This week, Doctor Who returned to the Russell T. Davies era, with a mediocre episode involving the companions’ families in modern Britain.
It’s also clodhoppingly political.
There’s no reason why Dr. Who shouldn’t do politics, and do them well. The old series was a liberal humanist program at heart; the Doctor solved problems by asking questions and wondering how the world worked.
Jon Pertwee’s tenure as the Doctor was left liberal Green, from a Buddhist perspective. The Green Death dealt with big business and pollution, and introduced environmentalism to family audiences. (It also had a Welsh mine full of giant maggots, a mad gay computer that hummed Wagner and quoted Nietzsche, the power of crystals, hippies saving the world, and Jon Pertwee in drag.) Other episodes were about colonialism and independence, xenophobia, British membership of the EU, and mining strikes.
Final script editor Andrew Cartmel wanted to bring down Thatcher; the Sylvester McCoy era was angrily engaged with modern Britain in a way the series hadn’t been for years. It was imaginative and literate, post-modern and magical realist.
Stories interrogating free market capitalism, the class system, the doctrine of survival of the fittest, the workings of dictatorships, and the way ’60s idealism turned into conformism, took place in tenement blocks, psychic circuses, creepy Victorian mansions, insistently happy colonies, and symbiotic planets. The cyberpunk, Gaimanesque New Adventure books went even further.

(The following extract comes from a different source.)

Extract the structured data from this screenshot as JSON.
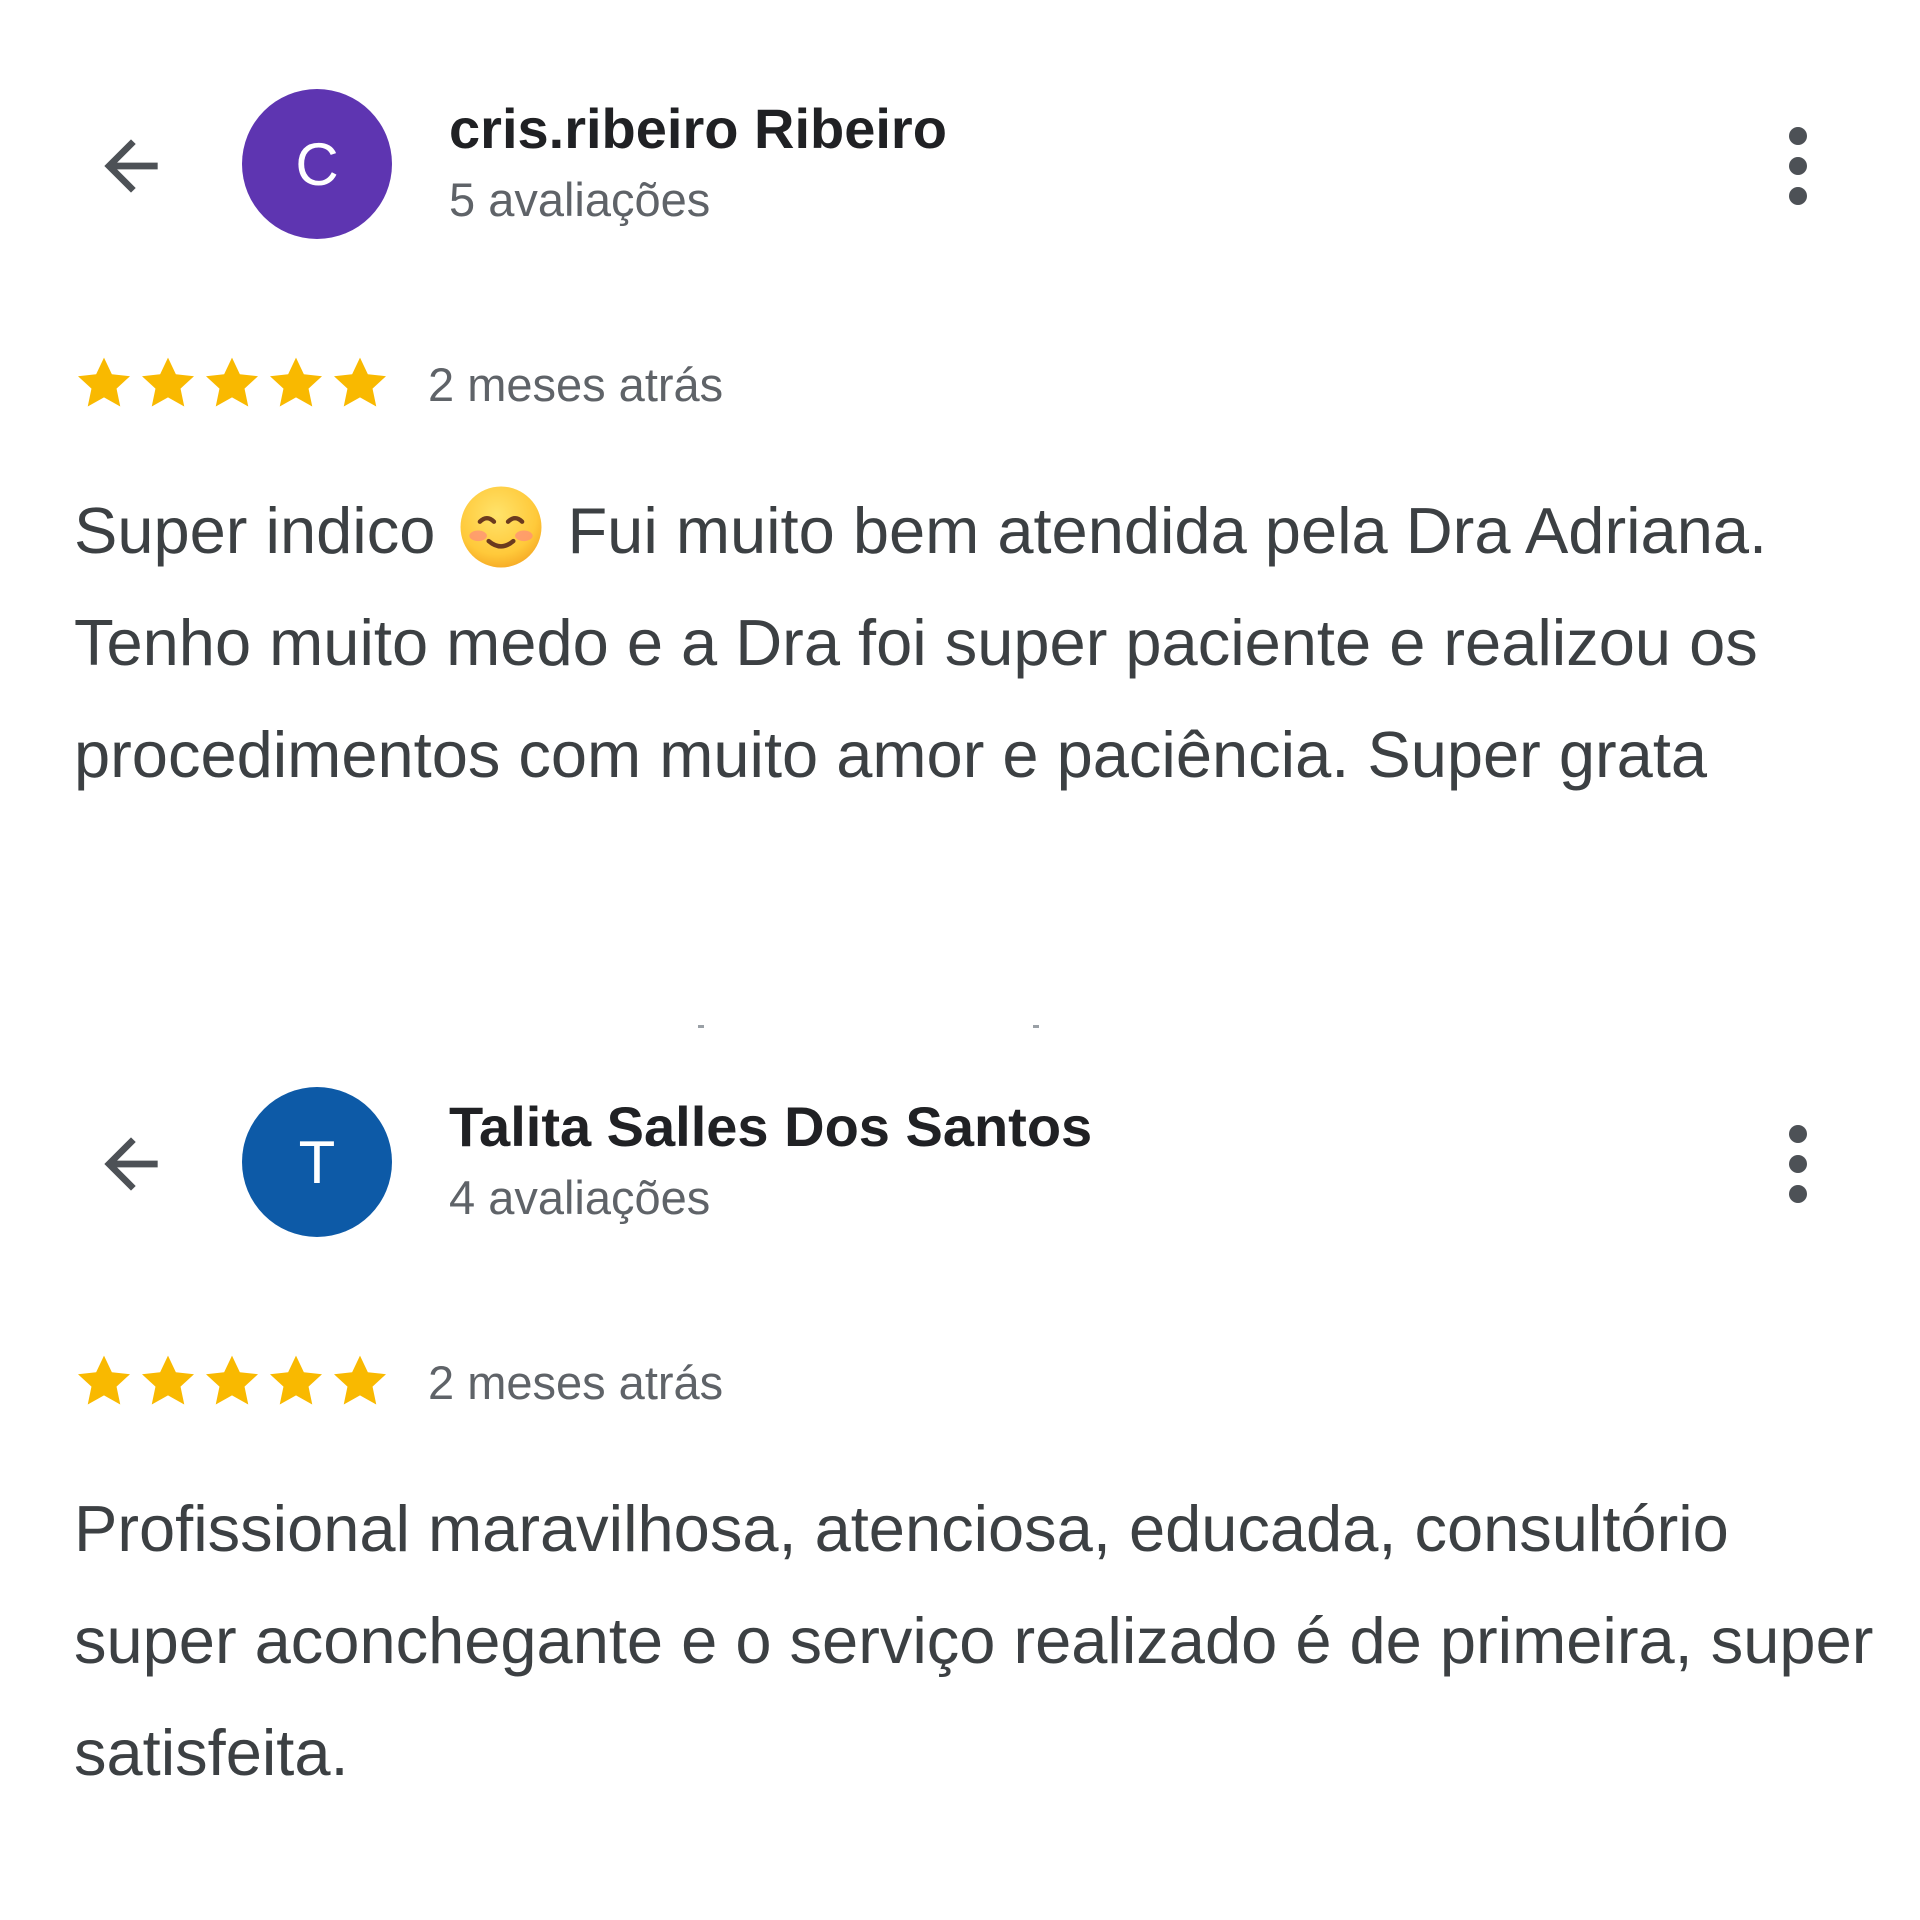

Chibnall tells the blandest, most generic science fiction; his episodes feel like every other adventure show. After the dazzling cleverness of the best Moffatt episodes, it feels like the show’s had a full frontal lobotomy.
(Can we expect anything other than mediocrity from the writer of 42, The Hungry Earth, Dinosaurs on a Spaceship, The Power of Three, and The Ghost Monument?)
His episodes are political – and obviously, dully so.
The “TARDIS team” are designed to be ‘diverse’: female lead; older white male; Muslim Indian woman; young black male (whose grime music saves the day). Jodie Whittaker is bland, when she’s not David Tennant in skirts. (Why is the default setting for modern Doctors that wacky, zany, bloody irritating mockney wideboy?)
So far, the season has done earnest episodes about guns, racism, and what the blogosphere terms “toxic masculinity”. (Only one – the Rosa Parks episode – was remotely interesting.) We get environmentalism in this one: toxic waste creating giant invertebrates, lifted straight from The Green Death, with a dash of Planet of the Spiders.
Chibnall gives us an amoral American tycoon who’s running for president. “The villain’s just like Trump; boo, hiss!” Later episodes will, no doubt, see Dr. Who versus an evil American president.
And why is it so dreary and grey?